We have lost our internal moral compass.
We shoot each other in the backs, even during school lessons or listening to music or engaging in acts of worship. We watch each other bleed and die.
…deeds are done which appear so evil to us and people suffer such terrible evils that it does not seem as though any good will ever come of them; and we consider this, sorrowing and grieving over it
so that we cannot find peace in the blessed contemplation of God as we should do; and this is why:
our reasoning powers are so blind now, so humble and so simple, that we cannot know the high, marvelous wisdom, the might and the goodness of the Holy Trinity.
And this is what he means where he says, “You shall see for yourself that all manner of things shall be well”, as if he said, “Pay attention to this now, faithfully and confidently, and at the end of time you will truly see it in the fullness of joy.
Today in the newspaper a whole page is devoted to the photos, names and ages of those cut down a week ago in the latest mass shooting, all victims of an unexplainable evil.
I cannot find peace in their deaths.
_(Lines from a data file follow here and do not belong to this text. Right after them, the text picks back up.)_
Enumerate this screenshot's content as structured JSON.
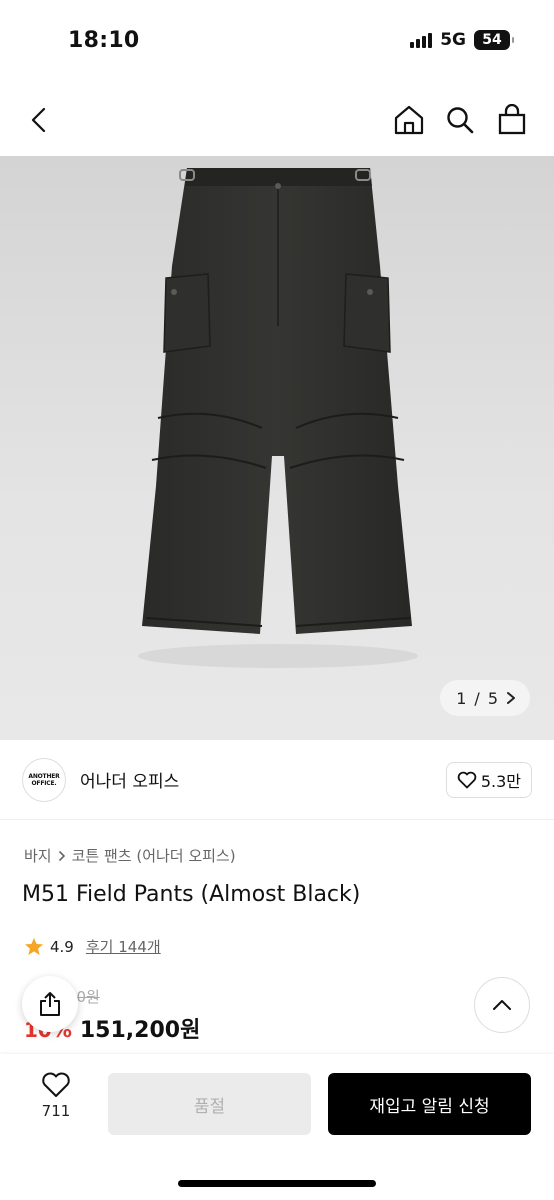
{
  "status_bar": {
    "time": "18:10",
    "network": "5G",
    "battery": "54"
  },
  "nav": {
    "back_icon": "chevron-left-icon",
    "home_icon": "home-icon",
    "search_icon": "search-icon",
    "cart_icon": "shopping-bag-icon"
  },
  "gallery": {
    "current": "1",
    "separator": "/",
    "total": "5"
  },
  "brand": {
    "logo_line1": "ANOTHER",
    "logo_line2": "OFFICE.",
    "name": "어나더 오피스",
    "likes": "5.3만"
  },
  "product": {
    "breadcrumb": [
      "바지",
      "코튼 팬츠 (어나더 오피스)"
    ],
    "title": "M51 Field Pants (Almost Black)",
    "rating": "4.9",
    "reviews": "후기 144개",
    "original_price": "168,000원",
    "discount": "10%",
    "price": "151,200원"
  },
  "bottom_bar": {
    "wish_count": "711",
    "soldout_label": "품절",
    "restock_label": "재입고 알림 신청"
  },
  "colors": {
    "accent_discount": "#e8352b",
    "star": "#f5a623",
    "primary_button": "#000000",
    "disabled_button": "#ebebeb"
  }
}
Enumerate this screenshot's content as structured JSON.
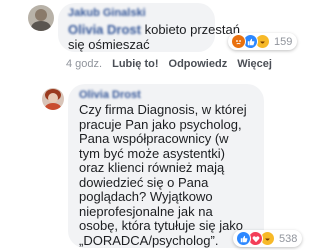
{
  "comment1": {
    "author": "Jakub Ginalski",
    "mention": "Olivia Drost",
    "text_line1": "kobieto przestań",
    "text_line2": "się ośmieszać",
    "reaction_count": "159"
  },
  "actions": {
    "time": "4 godz.",
    "like": "Lubię to!",
    "reply": "Odpowiedz",
    "more": "Więcej"
  },
  "comment2": {
    "author": "Olivia Drost",
    "lines": [
      "Czy firma Diagnosis, w której",
      "pracuje Pan jako psycholog,",
      "Pana współpracownicy (w",
      "tym być może asystentki)",
      "oraz klienci również mają",
      "dowiedzieć się o Pana",
      "poglądach? Wyjątkowo",
      "nieprofesjonalne jak na",
      "osobę, która tytułuje się jako",
      "„DORADCA/psycholog”."
    ],
    "reaction_count": "538"
  },
  "colors": {
    "like_blue": "#2d88ff",
    "love_red": "#f33e58",
    "haha_yellow": "#f7b928",
    "angry_orange": "#e9710f",
    "link_blue": "#365899"
  }
}
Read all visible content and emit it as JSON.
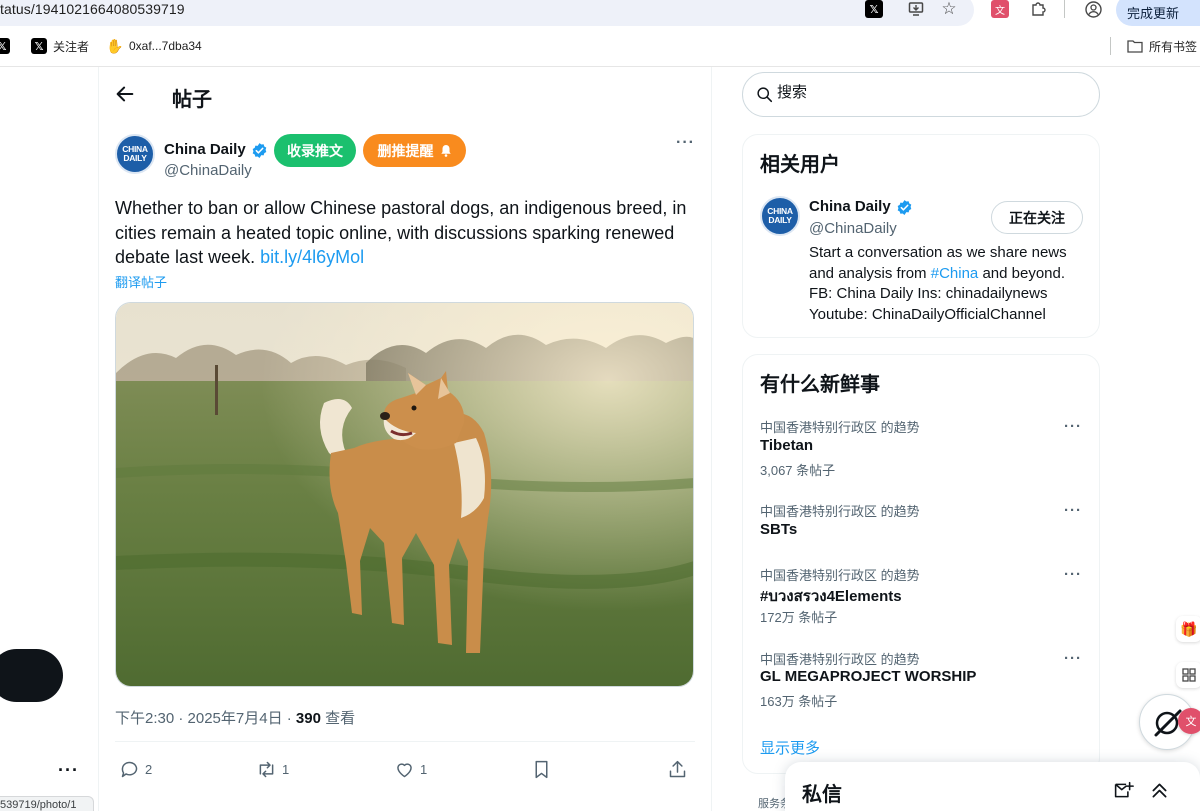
{
  "browser": {
    "url": "tatus/1941021664080539719",
    "update_button": "完成更新",
    "bookmarks": [
      {
        "icon": "x-logo-icon",
        "label": ""
      },
      {
        "icon": "x-logo-icon",
        "label": "关注者"
      },
      {
        "icon": "hand-icon",
        "label": "0xaf...7dba34"
      }
    ],
    "all_bookmarks": "所有书签",
    "status_url": "539719/photo/1"
  },
  "header": {
    "title": "帖子"
  },
  "tweet": {
    "author_name": "China Daily",
    "author_handle": "@ChinaDaily",
    "avatar_text_1": "CHINA",
    "avatar_text_2": "DAILY",
    "buttons": {
      "collect": "收录推文",
      "delete_reminder": "删推提醒"
    },
    "text": "Whether to ban or allow Chinese pastoral dogs, an indigenous breed, in cities remain a heated topic online, with discussions sparking renewed debate last week. ",
    "link": "bit.ly/4l6yMol",
    "translate": "翻译帖子",
    "time": "下午2:30 · 2025年7月4日 · ",
    "views": "390",
    "views_label": " 查看",
    "stats": {
      "replies": "2",
      "retweets": "1",
      "likes": "1"
    }
  },
  "sidebar": {
    "search_placeholder": "搜索",
    "related": {
      "title": "相关用户",
      "name": "China Daily",
      "handle": "@ChinaDaily",
      "follow": "正在关注",
      "bio_1": "Start a conversation as we share news and analysis from ",
      "bio_tag": "#China",
      "bio_2": " and beyond. FB: China Daily Ins: chinadailynews Youtube: ChinaDailyOfficialChannel"
    },
    "trends": {
      "title": "有什么新鲜事",
      "items": [
        {
          "context": "中国香港特别行政区 的趋势",
          "name": "Tibetan",
          "count": "3,067 条帖子"
        },
        {
          "context": "中国香港特别行政区 的趋势",
          "name": "SBTs",
          "count": ""
        },
        {
          "context": "中国香港特别行政区 的趋势",
          "name": "#บวงสรวง4Elements",
          "count": "172万 条帖子"
        },
        {
          "context": "中国香港特别行政区 的趋势",
          "name": "GL MEGAPROJECT WORSHIP",
          "count": "163万 条帖子"
        }
      ],
      "show_more": "显示更多"
    },
    "footer": "服务条",
    "messages": "私信"
  },
  "colors": {
    "accent": "#1d9bf0",
    "green_button": "#1bc06e",
    "orange_button": "#f98b1e",
    "verified": "#1d9bf0"
  }
}
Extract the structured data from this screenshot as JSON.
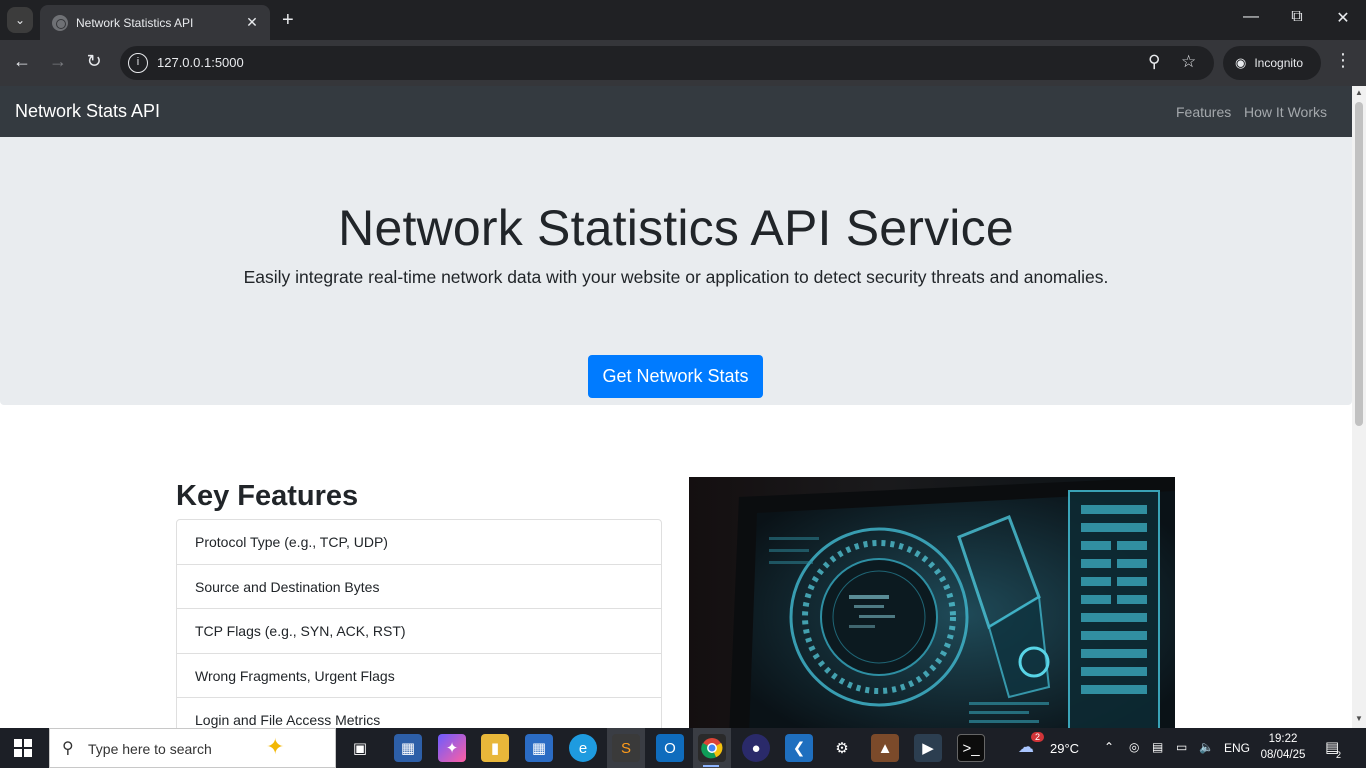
{
  "browser": {
    "tab_title": "Network Statistics API",
    "url": "127.0.0.1:5000",
    "incognito_label": "Incognito"
  },
  "site": {
    "brand": "Network Stats API",
    "nav": [
      "Features",
      "How It Works"
    ],
    "hero": {
      "title": "Network Statistics API Service",
      "lead": "Easily integrate real-time network data with your website or application to detect security threats and anomalies.",
      "cta": "Get Network Stats"
    },
    "features": {
      "heading": "Key Features",
      "items": [
        "Protocol Type (e.g., TCP, UDP)",
        "Source and Destination Bytes",
        "TCP Flags (e.g., SYN, ACK, RST)",
        "Wrong Fragments, Urgent Flags",
        "Login and File Access Metrics"
      ]
    }
  },
  "taskbar": {
    "search_placeholder": "Type here to search",
    "weather_temp": "29°C",
    "weather_badge": "2",
    "language": "ENG",
    "time": "19:22",
    "date": "08/04/25",
    "notification_count": "2"
  },
  "colors": {
    "navbar": "#343a40",
    "jumbotron": "#e9ecef",
    "primary": "#007bff"
  }
}
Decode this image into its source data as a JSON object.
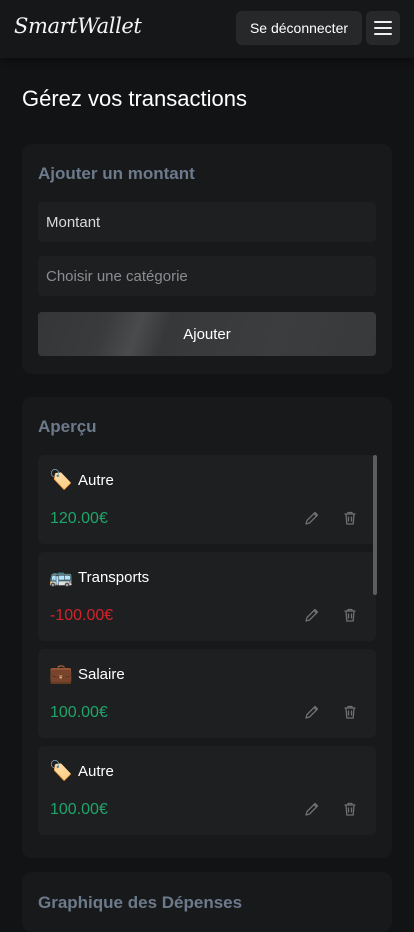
{
  "header": {
    "logo": "SmartWallet",
    "logout_label": "Se déconnecter",
    "menu_icon": "hamburger-icon"
  },
  "page": {
    "title": "Gérez vos transactions"
  },
  "add_card": {
    "title": "Ajouter un montant",
    "amount_value": "Montant",
    "category_placeholder": "Choisir une catégorie",
    "submit_label": "Ajouter"
  },
  "overview": {
    "title": "Aperçu",
    "transactions": [
      {
        "emoji": "🏷️",
        "category": "Autre",
        "amount": "120.00€",
        "sign": "positive"
      },
      {
        "emoji": "🚌",
        "category": "Transports",
        "amount": "-100.00€",
        "sign": "negative"
      },
      {
        "emoji": "💼",
        "category": "Salaire",
        "amount": "100.00€",
        "sign": "positive"
      },
      {
        "emoji": "🏷️",
        "category": "Autre",
        "amount": "100.00€",
        "sign": "positive"
      }
    ]
  },
  "chart_card": {
    "title": "Graphique des Dépenses"
  },
  "colors": {
    "positive": "#1ea56a",
    "negative": "#d2232a",
    "section_title": "#6c7a8c"
  }
}
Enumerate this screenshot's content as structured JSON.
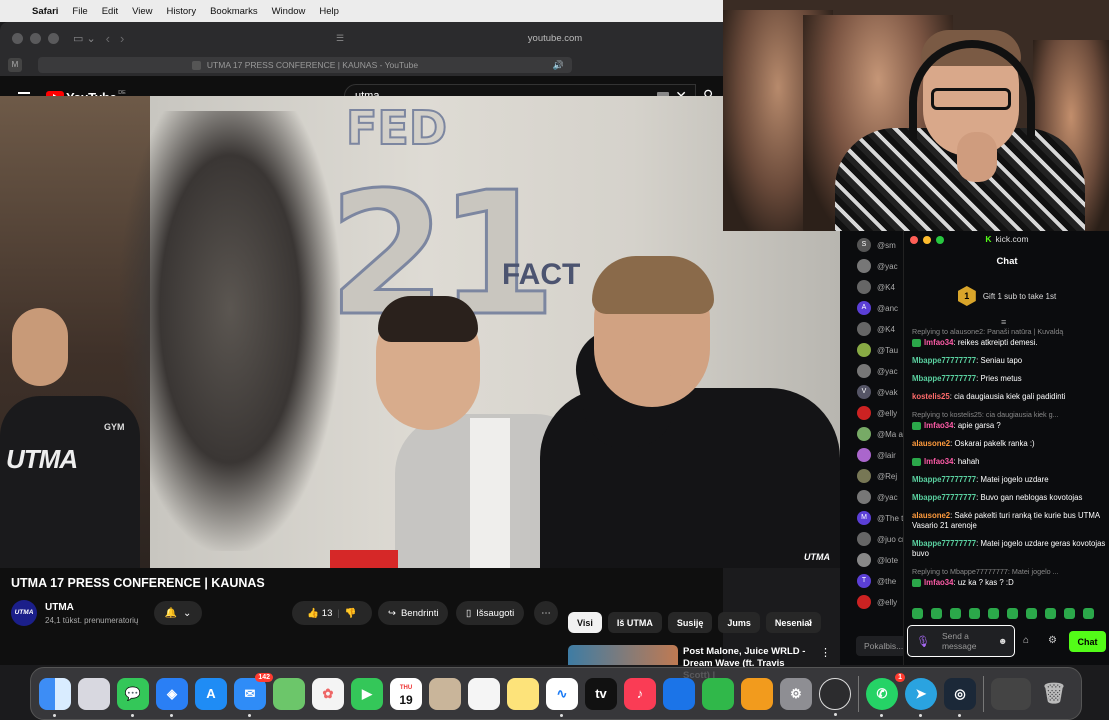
{
  "menubar": {
    "app": "Safari",
    "items": [
      "File",
      "Edit",
      "View",
      "History",
      "Bookmarks",
      "Window",
      "Help"
    ]
  },
  "safari": {
    "url": "youtube.com",
    "tab_title": "UTMA 17 PRESS CONFERENCE | KAUNAS - YouTube",
    "tab_favicon": "M"
  },
  "youtube": {
    "logo": "YouTube",
    "country": "DE",
    "search_value": "utma",
    "video_title": "UTMA 17 PRESS CONFERENCE | KAUNAS",
    "video_overlay": {
      "wall_text_1": "FED",
      "wall_text_2": "21",
      "wall_text_3": "FACT",
      "shirt_text": "UTMA",
      "shirt_logo": "GYM",
      "watermark": "UTMA"
    },
    "channel": {
      "avatar_text": "UTMA",
      "name": "UTMA",
      "subscribers": "24,1 tūkst. prenumeratorių"
    },
    "likes": "13",
    "share_label": "Bendrinti",
    "save_label": "Išsaugoti",
    "chips": [
      "Visi",
      "Iš UTMA",
      "Susiję",
      "Jums",
      "Neseniai"
    ],
    "up_next_title": "Post Malone, Juice WRLD - Dream Wave (ft. Travis Scott) |"
  },
  "kick": {
    "url": "kick.com",
    "title": "Chat",
    "gift_rank": "1",
    "gift_text": "Gift 1 sub to take 1st",
    "messages": [
      {
        "reply": "Replying to alausone2: Panaši natūra | Kuvaldą",
        "user": "lmfao34",
        "color": "#ff5ca8",
        "badge": true,
        "text": "reikes atkreipti demesi."
      },
      {
        "reply": "",
        "user": "Mbappe77777777",
        "color": "#5ad1a0",
        "badge": false,
        "text": "Seniau tapo"
      },
      {
        "reply": "",
        "user": "Mbappe77777777",
        "color": "#5ad1a0",
        "badge": false,
        "text": "Pries metus"
      },
      {
        "reply": "",
        "user": "kostelis25",
        "color": "#ff6b6b",
        "badge": false,
        "text": "cia daugiausia kiek gali padidinti"
      },
      {
        "reply": "Replying to kostelis25: cia daugiausia kiek g...",
        "user": "lmfao34",
        "color": "#ff5ca8",
        "badge": true,
        "text": "apie garsa ?"
      },
      {
        "reply": "",
        "user": "alausone2",
        "color": "#ff9b3d",
        "badge": false,
        "text": "Oskarai pakelk ranka :)"
      },
      {
        "reply": "",
        "user": "lmfao34",
        "color": "#ff5ca8",
        "badge": true,
        "text": "hahah"
      },
      {
        "reply": "",
        "user": "Mbappe77777777",
        "color": "#5ad1a0",
        "badge": false,
        "text": "Matei jogelo uzdare"
      },
      {
        "reply": "",
        "user": "Mbappe77777777",
        "color": "#5ad1a0",
        "badge": false,
        "text": "Buvo gan neblogas kovotojas"
      },
      {
        "reply": "",
        "user": "alausone2",
        "color": "#ff9b3d",
        "badge": false,
        "text": "Sakė pakelti turi ranką tie kurie bus UTMA Vasario 21 arenoje"
      },
      {
        "reply": "",
        "user": "Mbappe77777777",
        "color": "#5ad1a0",
        "badge": false,
        "text": "Matei jogelo uzdare geras kovotojas buvo"
      },
      {
        "reply": "Replying to Mbappe77777777: Matei jogelo ...",
        "user": "lmfao34",
        "color": "#ff5ca8",
        "badge": true,
        "text": "uz ka ? kas ? :D"
      }
    ],
    "input_placeholder": "Send a message",
    "send_label": "Chat"
  },
  "kick_strip": [
    {
      "av": "S",
      "color": "#555",
      "name": "@sm"
    },
    {
      "av": "",
      "color": "#777",
      "name": "@yac"
    },
    {
      "av": "",
      "color": "#666",
      "name": "@K4"
    },
    {
      "av": "A",
      "color": "#5b3fd6",
      "name": "@anc"
    },
    {
      "av": "",
      "color": "#666",
      "name": "@K4"
    },
    {
      "av": "",
      "color": "#8a4",
      "name": "@Tau"
    },
    {
      "av": "",
      "color": "#777",
      "name": "@yac"
    },
    {
      "av": "V",
      "color": "#556",
      "name": "@vak"
    },
    {
      "av": "",
      "color": "#c22",
      "name": "@elly"
    },
    {
      "av": "",
      "color": "#7a6",
      "name": "@Ma adek"
    },
    {
      "av": "",
      "color": "#a6c",
      "name": "@lair"
    },
    {
      "av": "",
      "color": "#775",
      "name": "@Rej"
    },
    {
      "av": "",
      "color": "#777",
      "name": "@yac"
    },
    {
      "av": "M",
      "color": "#5b3fd6",
      "name": "@The tokia"
    },
    {
      "av": "",
      "color": "#666",
      "name": "@juo cring"
    },
    {
      "av": "",
      "color": "#888",
      "name": "@lote"
    },
    {
      "av": "T",
      "color": "#5b3fd6",
      "name": "@the"
    },
    {
      "av": "",
      "color": "#c22",
      "name": "@elly"
    }
  ],
  "kick_strip_input": "Pokalbis...",
  "dock": {
    "calendar_month": "THU",
    "calendar_day": "19",
    "mail_badge": "142",
    "whatsapp_badge": "1",
    "apps": [
      "finder-icon",
      "launchpad-icon",
      "messages-icon",
      "safari-icon",
      "appstore-icon",
      "mail-icon",
      "maps-icon",
      "photos-icon",
      "facetime-icon",
      "calendar-icon",
      "contacts-icon",
      "reminders-icon",
      "notes-icon",
      "freeform-icon",
      "tv-icon",
      "music-icon",
      "keynote-icon",
      "numbers-icon",
      "pages-icon",
      "settings-icon",
      "obs-icon",
      "whatsapp-icon",
      "telegram-icon",
      "steam-icon"
    ]
  }
}
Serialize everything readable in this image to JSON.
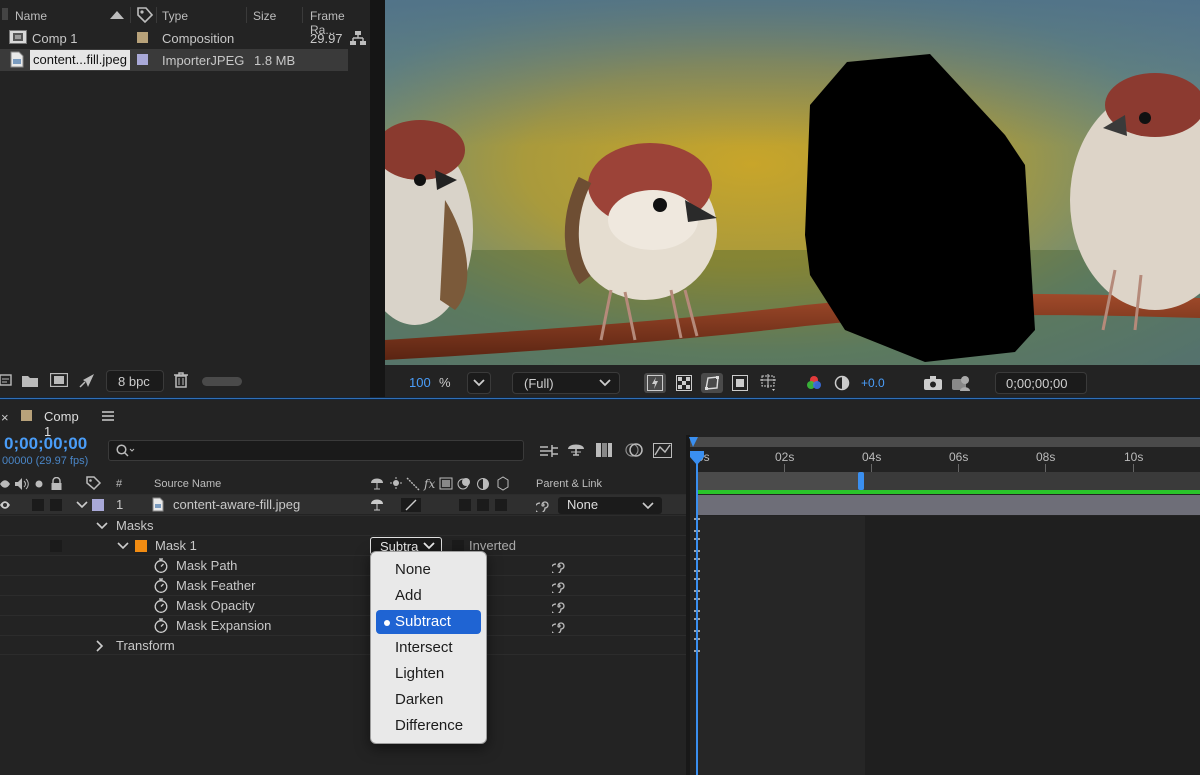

If I were their family member, there could be no peace for me in the ongoing anguish and despair of untimely senseless loss. Only the intervention of the Holy Spirit can possibly change anger and grief to the fullness of joy. It can come as slow and imperceptibly as the still small voice.
I pray that those who have been hurt, who may never fully recover from their physical and emotional injury, may come to understand how such evil may be used for good. It is the hardest of all for our simple blind human reasoning to accept.
All manner of things shall be well – even as we weep until we are dry.
…And I think They know my strength, Can gauge The danger of their work: One blow could crush them And their nest; and I am not their friend.
And yet they seem Too deeply and too fiercely occupied To bother to attend. Perhaps they sense I’ll never deal the blow, For, though I am not in nor of them, Still I think I know What it is like to live In an alien and gigantic universe, a stranger, Building the fragile citadels of love On the edge of danger. ~James Rosenberg from “The Wasps’ Nest”
Anger is as a stone cast into a wasp’s nest. ~Pope Paul VI
The nest was hanging like the richest fruit against the sun. I took the nest
and with it came the heart, and in my hand
the kingdom and the queen, frail surfaces, rested for a moment. Then the drones
awoke and did their painful business.
It hung undisturbed the past few months as its busy citizens visited our picnics, greedily buzzed our compost bin, shot bullet-like out of the garbage can when I lifted the lid. In short, their threat of using their weaponry controlled all our moves this summer.
This nest is their nighttime respite for a few more weeks before a freeze renders them weak and paralyzed in slow motion. A thing of beauty outside harbors danger inside. I must not touch this tissue paper football nest with its beating buzzing hornet heart.
Let winter deal the devastating blow. As I am not in or of them, I cannot cast the first stone.
In a few short weeks, as they sleep, the north winds will tear it free from its tight hold,
bear it aloft in its lightness of being, and it will fall, crushed, broken, its secret heart revealed and all that stings will be let go.